=== EXERCISE DESCRIPTION ===
Search the records for the word "heart" and copy each line in which it appears.

=== Interface dataset entries ===
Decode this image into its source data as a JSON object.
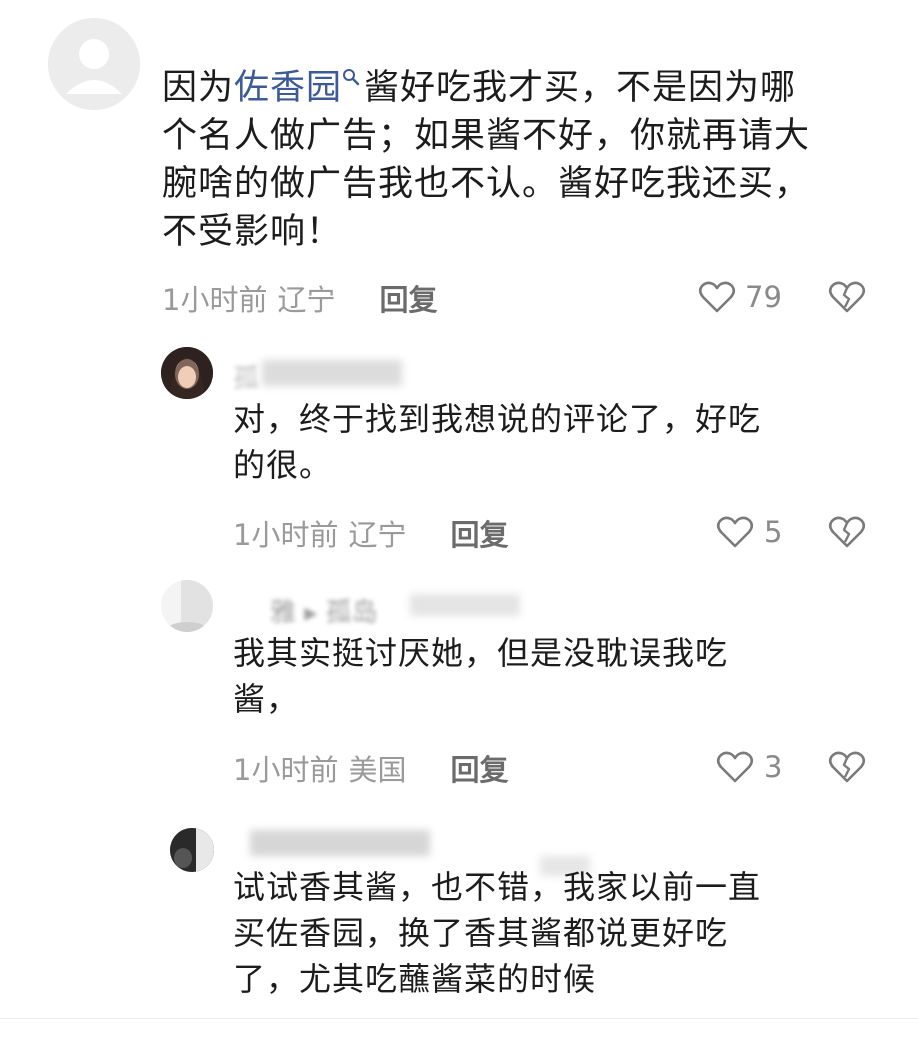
{
  "comments": [
    {
      "text_link": "佐香园",
      "text_pre": "因为",
      "text_line1_rest": "酱好吃我才买，不是因为哪",
      "text_line2": "个名人做广告；如果酱不好，你就再请大",
      "text_line3": "腕啥的做广告我也不认。酱好吃我还买，",
      "text_line4": "不受影响！",
      "time": "1小时前",
      "location": "辽宁",
      "reply_label": "回复",
      "likes": "79"
    }
  ],
  "replies": [
    {
      "author": "孤",
      "line1": "对，终于找到我想说的评论了，好吃",
      "line2": "的很。",
      "time": "1小时前",
      "location": "辽宁",
      "reply_label": "回复",
      "likes": "5"
    },
    {
      "author": "雅 ▸ 孤岛",
      "line1": "我其实挺讨厌她，但是没耽误我吃",
      "line2": "酱，",
      "time": "1小时前",
      "location": "美国",
      "reply_label": "回复",
      "likes": "3"
    },
    {
      "author": "",
      "line1": "试试香其酱，也不错，我家以前一直",
      "line2": "买佐香园，换了香其酱都说更好吃",
      "line3": "了，尤其吃蘸酱菜的时候"
    }
  ],
  "icons": {
    "like": "heart-outline-icon",
    "dislike": "broken-heart-icon",
    "search": "search-icon"
  },
  "colors": {
    "link": "#3d5a98",
    "meta": "#9a9a9a",
    "icon": "#7a7a7a"
  }
}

=== PROBLEM SOLUTION ===
    "like": "heart-outline-icon",
    "dislike": "broken-heart-icon",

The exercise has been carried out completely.